world, a culture straddling time, outliving

the last age of ice. For fifty years

our governments have planned, but could not sing,

they’ve dreamed of great industrial hubs to link

the hemispheres, while glory disappeared.



The frontiers of our world today are foremost

in our minds. This age accept no bounds

in its dark quests, desacralized, the ground

bends to its foreign will, no nation’s door

is shut, its citizens comply. The poor

increase wherever poverty is found,

and many who might rise and act are bound

in modern slavery, the love of more

that charms our hearts to sleep. Today the oil

and gas, the tar and coal, rare metals, prized

and profitable, these are the frontiers soiled

with lies that poison hope and mar our skies,

but those who look towards the sea remember

past nobility, and gather embers.















without sound the moon

falling from eternity

walks upon the grass


dewdrop on a leaf

poised to take its last ascent

into the unseen


I open my eyes –

light again has brought the world

to be here with me


just before sunrise

a pale blue planet floating

on the horizon





the city


with heat


silent crowds




prime real estate


in a city park



paved in



mid afternoon –

the gums question

their existence





our life

falls silent

when we sleep


how far they’ve come

to be

so far away

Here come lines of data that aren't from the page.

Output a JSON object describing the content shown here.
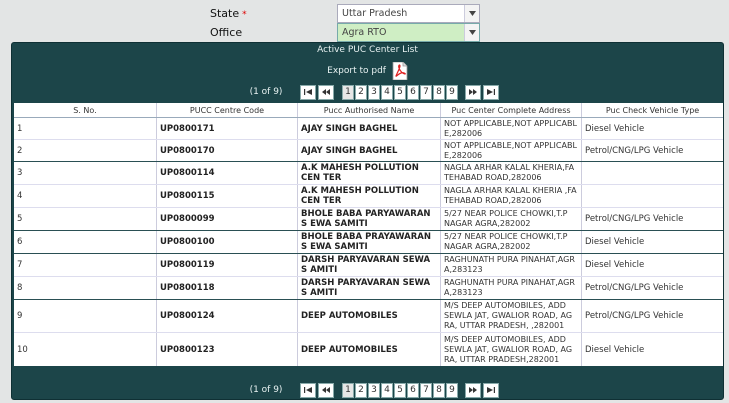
{
  "form": {
    "state_label": "State",
    "required_mark": "*",
    "state_value": "Uttar Pradesh",
    "office_label": "Office",
    "office_value": "Agra RTO"
  },
  "panel": {
    "title": "Active PUC Center List",
    "export_label": "Export to pdf"
  },
  "pager": {
    "info": "(1 of 9)",
    "first": "⏮",
    "prev": "◀◀",
    "next": "▶▶",
    "last": "⏭",
    "pages": [
      "1",
      "2",
      "3",
      "4",
      "5",
      "6",
      "7",
      "8",
      "9"
    ],
    "current": "1"
  },
  "table": {
    "headers": [
      "S. No.",
      "PUCC Centre Code",
      "Pucc Authorised Name",
      "Puc Center Complete Address",
      "Puc Check Vehicle Type"
    ],
    "rows": [
      {
        "sno": "1",
        "code": "UP0800171",
        "name": "AJAY SINGH BAGHEL",
        "address": "NOT APPLICABLE,NOT APPLICABL E,282006",
        "vtype": "Diesel Vehicle"
      },
      {
        "sno": "2",
        "code": "UP0800170",
        "name": "AJAY SINGH BAGHEL",
        "address": "NOT APPLICABLE,NOT APPLICABL E,282006",
        "vtype": "Petrol/CNG/LPG Vehicle"
      },
      {
        "sno": "3",
        "code": "UP0800114",
        "name": "A.K MAHESH POLLUTION CEN TER",
        "address": "NAGLA ARHAR KALAL KHERIA,FA TEHABAD ROAD,282006",
        "vtype": ""
      },
      {
        "sno": "4",
        "code": "UP0800115",
        "name": "A.K MAHESH POLLUTION CEN TER",
        "address": "NAGLA ARHAR KALAL KHERIA ,FA TEHABAD ROAD,282006",
        "vtype": ""
      },
      {
        "sno": "5",
        "code": "UP0800099",
        "name": "BHOLE BABA PARYAWARAN S EWA SAMITI",
        "address": "5/27 NEAR POLICE CHOWKI,T.P NAGAR AGRA,282002",
        "vtype": "Petrol/CNG/LPG Vehicle"
      },
      {
        "sno": "6",
        "code": "UP0800100",
        "name": "BHOLE BABA PRAYAWARAN S EWA SAMITI",
        "address": "5/27 NEAR POLICE CHOWKI,T.P NAGAR AGRA,282002",
        "vtype": "Diesel Vehicle"
      },
      {
        "sno": "7",
        "code": "UP0800119",
        "name": "DARSH PARYAVARAN SEWA S AMITI",
        "address": "RAGHUNATH PURA PINAHAT,AGR A,283123",
        "vtype": "Diesel Vehicle"
      },
      {
        "sno": "8",
        "code": "UP0800118",
        "name": "DARSH PARYAVARAN SEWA S AMITI",
        "address": "RAGHUNATH PURA PINAHAT,AGR A,283123",
        "vtype": "Petrol/CNG/LPG Vehicle"
      },
      {
        "sno": "9",
        "code": "UP0800124",
        "name": "DEEP AUTOMOBILES",
        "address": "M/S DEEP AUTOMOBILES, ADD SEWLA JAT, GWALIOR ROAD, AG RA, UTTAR PRADESH, ,282001",
        "vtype": "Petrol/CNG/LPG Vehicle"
      },
      {
        "sno": "10",
        "code": "UP0800123",
        "name": "DEEP AUTOMOBILES",
        "address": "M/S DEEP AUTOMOBILES, ADD SEWLA JAT, GWALIOR ROAD, AG RA, UTTAR PRADESH,282001",
        "vtype": "Diesel Vehicle"
      }
    ]
  }
}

companion – mingling




my thoughts a masterpiece

of abstraction



and very rare –



no time –

a night has



shoes wait

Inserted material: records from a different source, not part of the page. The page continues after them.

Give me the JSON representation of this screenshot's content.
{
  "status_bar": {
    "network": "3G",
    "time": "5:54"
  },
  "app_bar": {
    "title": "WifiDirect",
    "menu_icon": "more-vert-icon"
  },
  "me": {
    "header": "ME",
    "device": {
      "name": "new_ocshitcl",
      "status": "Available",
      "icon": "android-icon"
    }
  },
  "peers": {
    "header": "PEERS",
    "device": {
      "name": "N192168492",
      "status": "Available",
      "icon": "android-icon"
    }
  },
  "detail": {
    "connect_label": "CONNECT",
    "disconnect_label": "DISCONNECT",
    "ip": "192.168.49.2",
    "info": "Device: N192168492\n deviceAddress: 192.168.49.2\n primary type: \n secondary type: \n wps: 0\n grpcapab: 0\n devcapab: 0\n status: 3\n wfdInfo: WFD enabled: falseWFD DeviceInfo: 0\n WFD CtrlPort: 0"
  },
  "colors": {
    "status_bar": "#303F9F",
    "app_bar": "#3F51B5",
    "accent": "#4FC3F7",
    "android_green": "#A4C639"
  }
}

to take us




ocean –

eternal sky







Cherry Blossoms


perfection –


and below


frail colour –


blue sky


a tree’s reflection –

pink on

the ground


beauty returns

clothing winter


new blossoms


of wind



surrenders again

to beauty


too much beauty –

we are

only on earth


temporary –

but so

is day


each holds


to the branch


each holds –

in time

each lets go


a cherry tree

dressed for



bright clouds –


in spring



they come

and they go



spring is our



ten million


of spring



sends a cloud

without wind


life after life


into water




by rain


is this life –

a day that

doesn’t end


silent tears

of cherry trees


we watch

the clouds slowly



spring leaves

its pink cloak

on the grass






light consumes

each thing


shade finds a place

to shelter

from the sun


ferries cross

between deep water

and deep sky


too late for caution

sunlight covers everything

in its fervency


towers pointing

to the sun –

civic religion


the city stops

to meditate

its heart ablaze


too hot today –

the trains aren’t running

waiting for a breeze


ants with wings –

a great invasion

from the air


beetles arrive –

for their

summer holiday


sun soaked towers

bracing for

a summer storm


thirsty pigeons


under eves


to the horizon

even the sea

is warmer



disappear beneath

the waves


one colour –

marking ownership

of all things


open windows

sounds of insects

lit by stars


I cannot sleep –

nor can

the crickets


from every tree

one long

hymn to the sun


a city

of excess –



a pod of

dolphins – near surfers

in wetsuits



rising to keep



clouds pity us

slowly passing over

sun tipped heads


at the beach

they bow

before the sun


ants explore

the continent

each summer day


the ants prepare

for great drops of rain

while sky is blue


gum leaves –


to the heat


so many arrows

raining down without mercy

from a summer sky



Before Time


before time

a whale carved

in sight of the sea





finches falling

in blue air –

winter dawn